China’s top legislature has formally adopted a resolution easing the country’s one-child policy, the state news agency Xinhua reports.
The Standing Committee of the National People’s Congress passed a resolution allowing couples to have two children if either parent is an only child.
A proposal to abolish re-education through labour camps was also approved.
The changes in policy were announced following a meeting of top Communist Party officials in November.
The reforms, which came at the end of a six-day meeting of the congress, have already been tested in parts of the country.
They needed formal legislative approval to be put into effect.
China introduced its one-child policy at the end of the 1970s to curb rapid population growth.
But correspondents say the policy has become increasingly unpopular and that leaders fear the country’s ageing population will both reduce the labour pool and exacerbate elderly care issues.
By 2050, more than a quarter of the population will be over 65.
The one-child policy has on the whole been strictly enforced, though some exceptions already exist, including for ethnic minorities.
The traditional preference for boys has created a gender imbalance as some couples opt for sex-selective abortions.

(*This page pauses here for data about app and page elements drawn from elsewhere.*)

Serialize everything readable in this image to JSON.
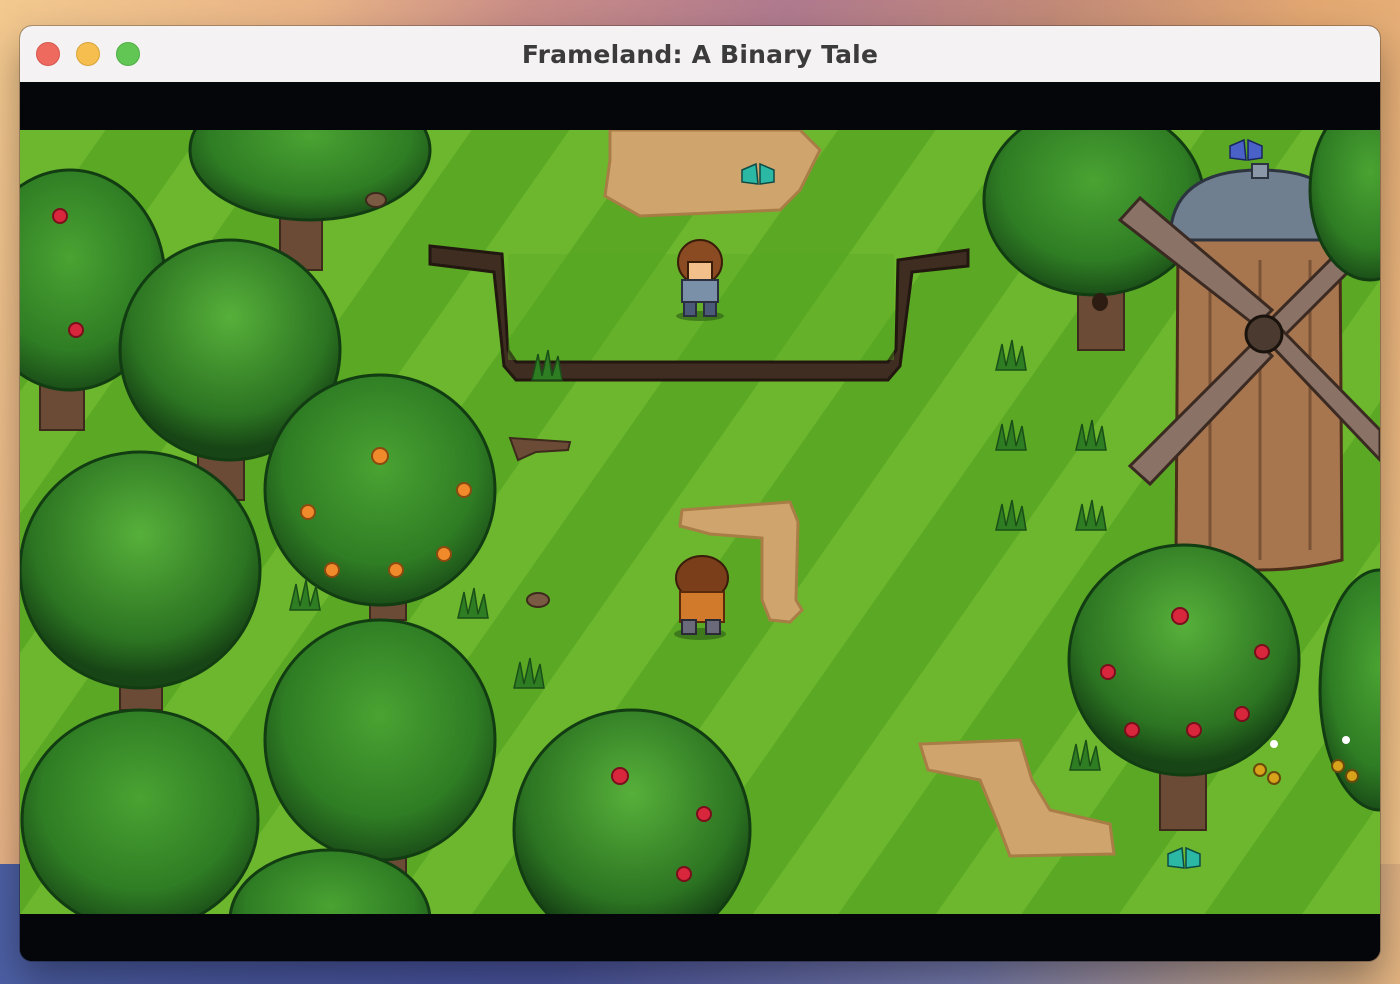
{
  "window": {
    "title": "Frameland: A Binary Tale",
    "controls": {
      "close": "close-icon",
      "minimize": "minimize-icon",
      "maximize": "maximize-icon"
    }
  },
  "colors": {
    "grass": "#5aa824",
    "grass_stripe": "#6cb72d",
    "path": "#cfa56d",
    "tree_dark": "#1f5a1a",
    "tree_light": "#3f9a2c",
    "trunk": "#6b4a36",
    "letterbox": "#04060a"
  },
  "icons": [
    "player-character-icon",
    "npc-villager-icon",
    "windmill-icon",
    "tree-icon",
    "butterfly-icon",
    "flower-icon"
  ]
}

By the end of the decade, demographers say China will have 24 million “leftover men” who, because of China’s gender imbalance, will not be able to find a wife.
Read more: BBC